Here are different kinds of solutions for drainage:
Gutters – This is your first line of defense. A regular-sized roof sheds about 160 gallons of water runoff for every hour hour during a moderate rainfall. To prevent this runoff from going directly to the ground near your foundation, you need to have a functional gutter system. This will divert the water flow using the downspouts. Therefore, you need to have a correct gutter size and appropriate number of downspouts to handle the volume of runoff of your roof. It is also best to have splash blocks at the end of the downspouts to remove the water at least 6 to 10 feet away from your house.
Grades – The most essential grades in the property are those within the 10 feet perimeter of your basement or property if you want to protect the structure. This will prevent the water you just diverted away from the structure from being absorbed by the soil which may reach the main building, basement or foundation. It is best to consult with professional to determine the safe measurement or suitable grades for your property.
Surface Drains – This is the controlled removal of water that accumulates on the land from irrigation, rainfall, hillside seeps and more. The gravity is the main force of this kind of drainage system. It involves landscaping the property to make sure that there is a downhill passage for the surface runoff and that it is at a suitable rate of flow.
Subsurface Drains – This is the removal of the gravitational water from the soil. It is done by adding French drains under the soil to collect and remove the water using a drainage outlet. It retains enough water for the plants and only removes excess water which flows to the drains by gravity.
Discharge Outlets – The excess water collected in the pipes are diverted in an appropriate outlet and released to the street gutter, onsite pond or storm sewer.
Cleanout Connections – it is a good idea to have cleanout connections on your drainage systems. These helps with the routine maintenance and also if the system functionality is deteriorated. Though it may be expensive at first, but it offers a much cost-efficient payout in the end.
These are just some of the different kinds of drainage solutions available.
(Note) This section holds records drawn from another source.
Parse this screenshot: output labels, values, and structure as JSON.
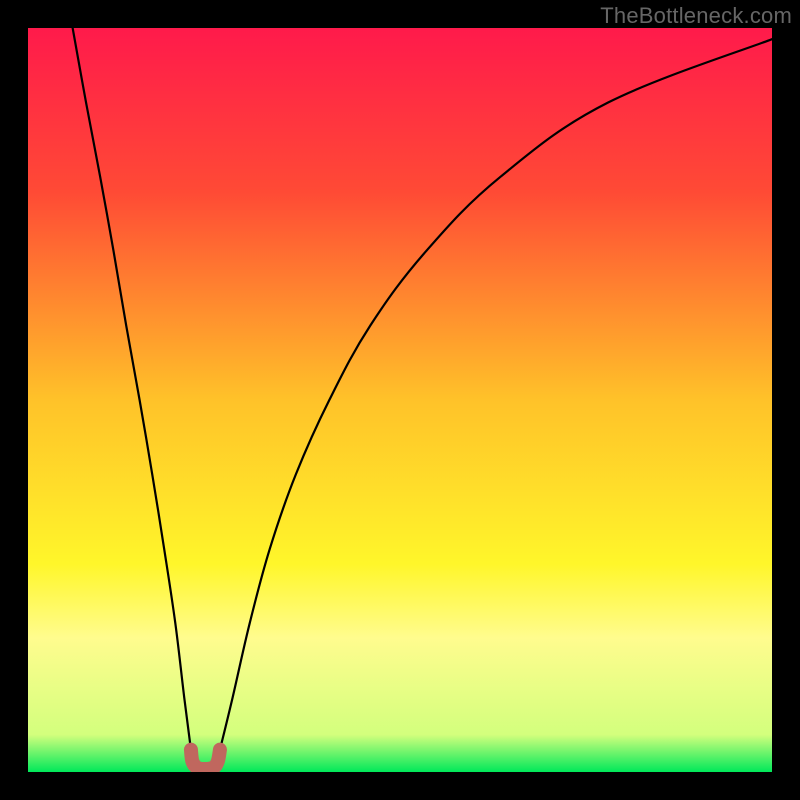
{
  "watermark": "TheBottleneck.com",
  "chart_data": {
    "type": "line",
    "title": "",
    "xlabel": "",
    "ylabel": "",
    "xlim": [
      0,
      1
    ],
    "ylim": [
      0,
      1
    ],
    "frame_color": "#000000",
    "gradient": {
      "stops": [
        {
          "offset": 0.0,
          "color": "#ff1a4b"
        },
        {
          "offset": 0.22,
          "color": "#ff4a35"
        },
        {
          "offset": 0.5,
          "color": "#ffc229"
        },
        {
          "offset": 0.72,
          "color": "#fff62a"
        },
        {
          "offset": 0.82,
          "color": "#fffc8e"
        },
        {
          "offset": 0.95,
          "color": "#d3ff7d"
        },
        {
          "offset": 1.0,
          "color": "#00e85a"
        }
      ]
    },
    "curve_left": {
      "note": "left branch descending steeply from top",
      "x": [
        0.06,
        0.078,
        0.097,
        0.115,
        0.132,
        0.15,
        0.167,
        0.183,
        0.198,
        0.21,
        0.219
      ],
      "y": [
        1.0,
        0.9,
        0.8,
        0.7,
        0.6,
        0.5,
        0.4,
        0.3,
        0.2,
        0.1,
        0.03
      ]
    },
    "curve_right": {
      "note": "right branch rising with decreasing slope",
      "x": [
        0.258,
        0.275,
        0.298,
        0.325,
        0.36,
        0.405,
        0.46,
        0.535,
        0.635,
        0.78,
        1.0
      ],
      "y": [
        0.03,
        0.1,
        0.2,
        0.3,
        0.4,
        0.5,
        0.6,
        0.7,
        0.8,
        0.9,
        0.985
      ]
    },
    "trough": {
      "note": "small U-shaped marker at the minimum of the curve",
      "color": "#c0675e",
      "stroke_width": 14,
      "x": [
        0.219,
        0.221,
        0.227,
        0.237,
        0.249,
        0.255,
        0.258
      ],
      "y": [
        0.03,
        0.014,
        0.006,
        0.004,
        0.006,
        0.014,
        0.03
      ]
    }
  }
}
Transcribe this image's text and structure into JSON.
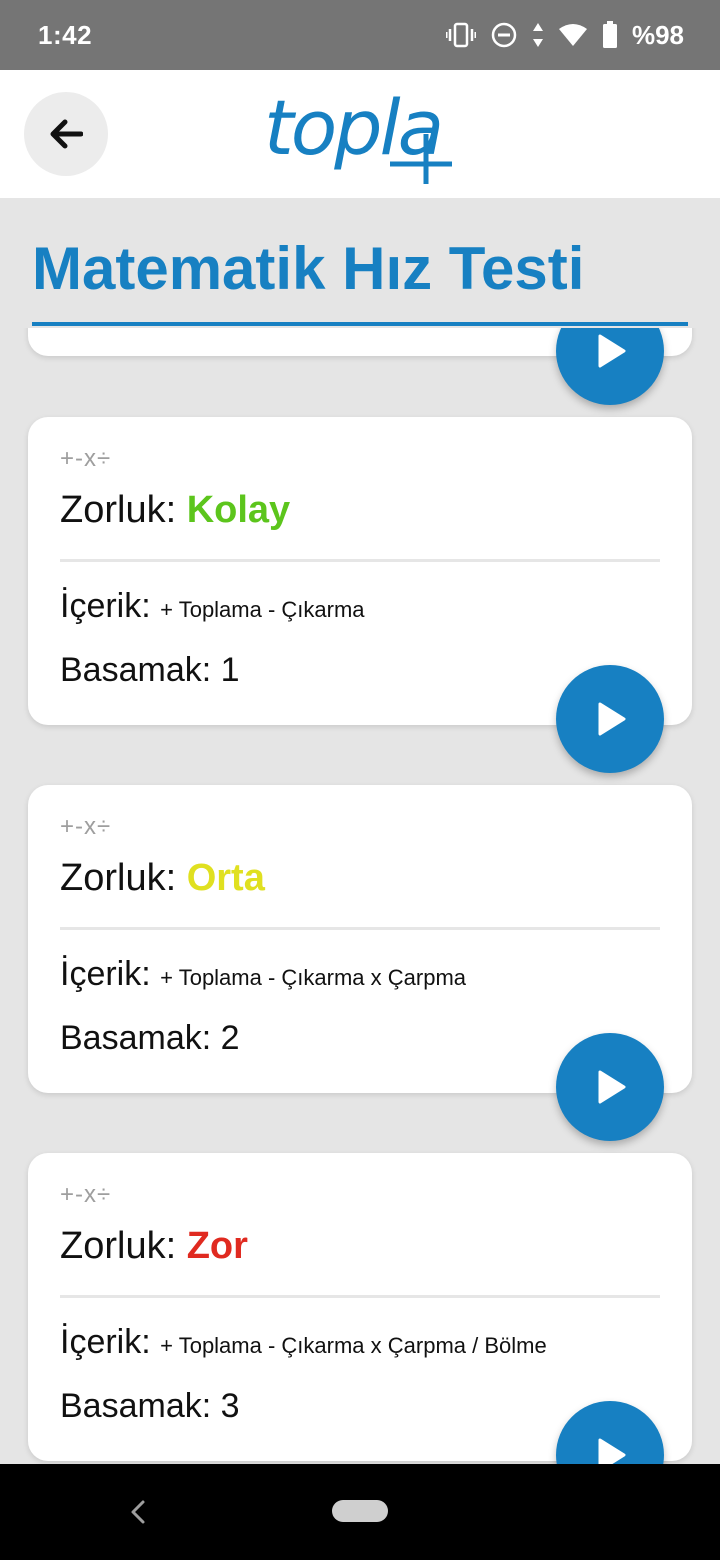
{
  "status_bar": {
    "time": "1:42",
    "battery": "%98",
    "icons": [
      "vibrate-icon",
      "dnd-icon",
      "data-arrows-icon",
      "wifi-icon",
      "battery-icon"
    ]
  },
  "app_bar": {
    "logo_text": "topla",
    "back_icon": "arrow-left-icon"
  },
  "page": {
    "title": "Matematik Hız Testi"
  },
  "colors": {
    "accent": "#1780c2",
    "kolay": "#5cc51c",
    "orta": "#e0e020",
    "zor": "#e02a20"
  },
  "cards": [
    {
      "ops": "+-x÷",
      "zorluk_label": "Zorluk:",
      "level": "Kolay",
      "icerik_label": "İçerik:",
      "icerik": "+ Toplama - Çıkarma",
      "basamak": "Basamak: 1"
    },
    {
      "ops": "+-x÷",
      "zorluk_label": "Zorluk:",
      "level": "Orta",
      "icerik_label": "İçerik:",
      "icerik": "+ Toplama - Çıkarma x Çarpma",
      "basamak": "Basamak: 2"
    },
    {
      "ops": "+-x÷",
      "zorluk_label": "Zorluk:",
      "level": "Zor",
      "icerik_label": "İçerik:",
      "icerik": "+ Toplama - Çıkarma x Çarpma / Bölme",
      "basamak": "Basamak: 3"
    }
  ]
}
Feel free to discuss these with your plumbing company if you want to make sure that your property has adequate drainage solutions.